> **Excerpts from an interface dataset**:
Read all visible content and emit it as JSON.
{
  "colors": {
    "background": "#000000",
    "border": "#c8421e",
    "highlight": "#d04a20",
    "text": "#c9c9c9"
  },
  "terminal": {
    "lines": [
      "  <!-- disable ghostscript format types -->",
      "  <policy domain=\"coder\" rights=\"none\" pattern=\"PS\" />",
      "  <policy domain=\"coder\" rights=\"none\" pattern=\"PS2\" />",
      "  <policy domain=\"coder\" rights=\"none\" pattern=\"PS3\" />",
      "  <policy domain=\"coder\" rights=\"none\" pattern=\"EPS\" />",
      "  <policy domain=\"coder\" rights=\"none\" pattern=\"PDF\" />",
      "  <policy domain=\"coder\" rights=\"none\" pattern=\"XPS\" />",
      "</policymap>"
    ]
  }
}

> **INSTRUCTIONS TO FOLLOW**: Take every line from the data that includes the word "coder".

> **SOLUTION TO THE EXERCISE**:
      "  <policy domain=\"coder\" rights=\"none\" pattern=\"PS\" />",
      "  <policy domain=\"coder\" rights=\"none\" pattern=\"PS2\" />",
      "  <policy domain=\"coder\" rights=\"none\" pattern=\"PS3\" />",
      "  <policy domain=\"coder\" rights=\"none\" pattern=\"EPS\" />",
      "  <policy domain=\"coder\" rights=\"none\" pattern=\"PDF\" />",
      "  <policy domain=\"coder\" rights=\"none\" pattern=\"XPS\" />",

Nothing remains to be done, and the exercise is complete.